That is the face of suffering. That is me “please kill me now” look, clearly.
As I came around from my second loop my dad and Rob were holding out water cups for me. I happily grabbed them both and they ran along side me for a minute. I dumped one over my head and slurped the other down as best I could. After that I slowed to walk some. I got overwhelmed thinking this was absolutely the worst I have ever felt in a race. My breath got caught in my throat and it was all I could do to fight back tears. After a minute and a few deep breaths I managed to calm down and start to turn my feet over again and start running, if you can really call it that. My final loop I did do better keeping up running more than not and when I rounded that last turn and could hear the finish line, I started to get excited. Once I could see it I did my best to sprint to the finish line, but I just didn’t have a single drop left in the tank. But I made it. Official run time, 1:06:16. That’s an average pace of 11:03. Color my unhappy. My run pace at FLT Olympic last year was 9:23 and I missed my 10k PR by only 18 seconds. UGH. This run nearly killed me.
I was pretty disappointed after I finished. I don’t know if I’ve ever felt that way after a race before. I was exhausted and happy to be done though. Official finish time, 3:12:25.
Honestly, that is a 10 minute PR for me for the distance, so I tried to look at that bright side. But ultimately I was ready I grab my gear and head home to shower and eat. I had gathered up all my stuff and was just starting to get my bike up on the my bike rack when I heard over the annoucements, “We missed an age group award, women’s age group 25-29.” That’s my age group, but I half tuned it out. I don’t win races, especially races as bad as this one.
“Winner of the women’s age group 25-29 with a time of 3 hours, 12 minutes, and 25 seconds, Courtney Fields!”
I stood completely dumbfounded, Finley hanging precariously from my bike rack. “You won!” Rob gave me a little nudge. “I’ll get your bike on, go!”

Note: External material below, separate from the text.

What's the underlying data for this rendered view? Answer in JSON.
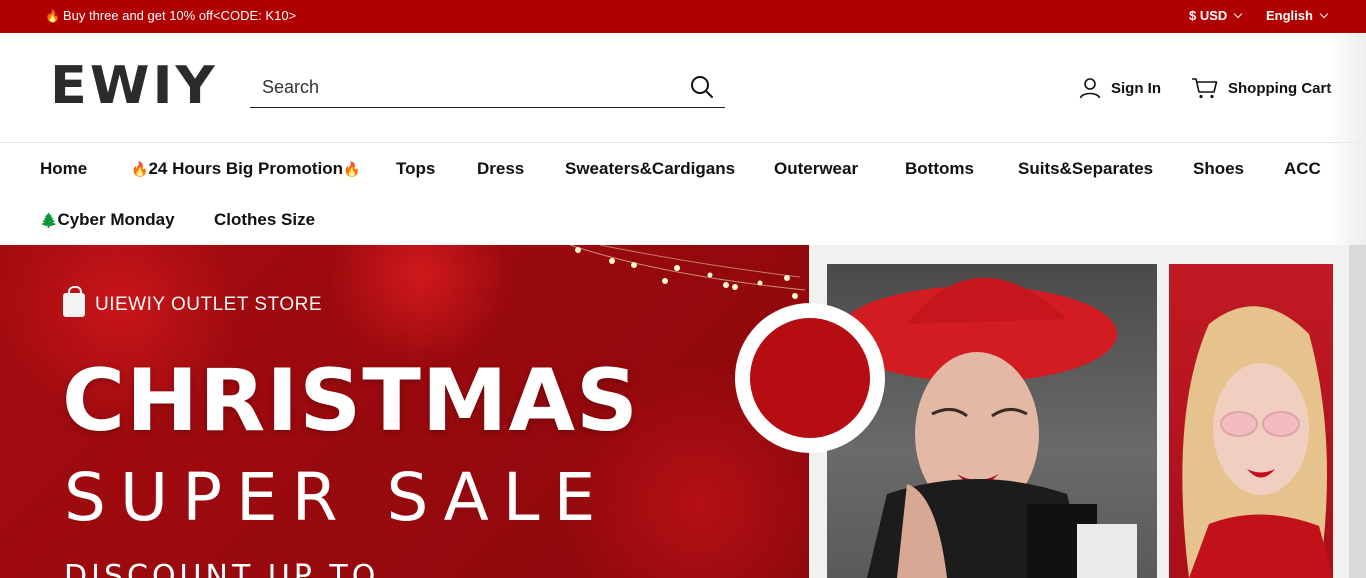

Whatever energy I had searched for in the finish chute I suddenly found. Fastest I ran all day was back past transition and up to the announcer.
Confused about my win. Day old makeup smear under my eyes. God I look a hot mess.
What I thought was the worst race of my life suddenly turned full circle.
My champion pint glass. I wish they had offered a complimentary alcohol fill up, because I sure could have used one!
I guess that’s the nice thing about small races. Even with a slow time after a crummy race you can still place because the competition isn’t as stiff. There was actually one girl faster than me in my age group, but she got an overall podium, so she was out of the running for age group awards and the win ultimately rolled down to me. Kind of feels like cheating since my time really isn’t one that would win you any awards normally, but I’m happy about it either way.
I’ve now spent a few days processing this race and while I’m still pretty unhappy about my performance, the race itself was great and I would definitely do it again. I’d just make sure I stuck to my usual pre-race eating the day before and stay the night in Syracuse where I know I’ll get sleep.
It’s weird to me to feel so bad about my race. I got a ten minute PR and won my age group, but I had such an awful race I just don’t feel like I earned those things. However at the end of the day, I need to remember that I do this to be strong, capable, grateful of my body and all that it can do. I am a Triathlete.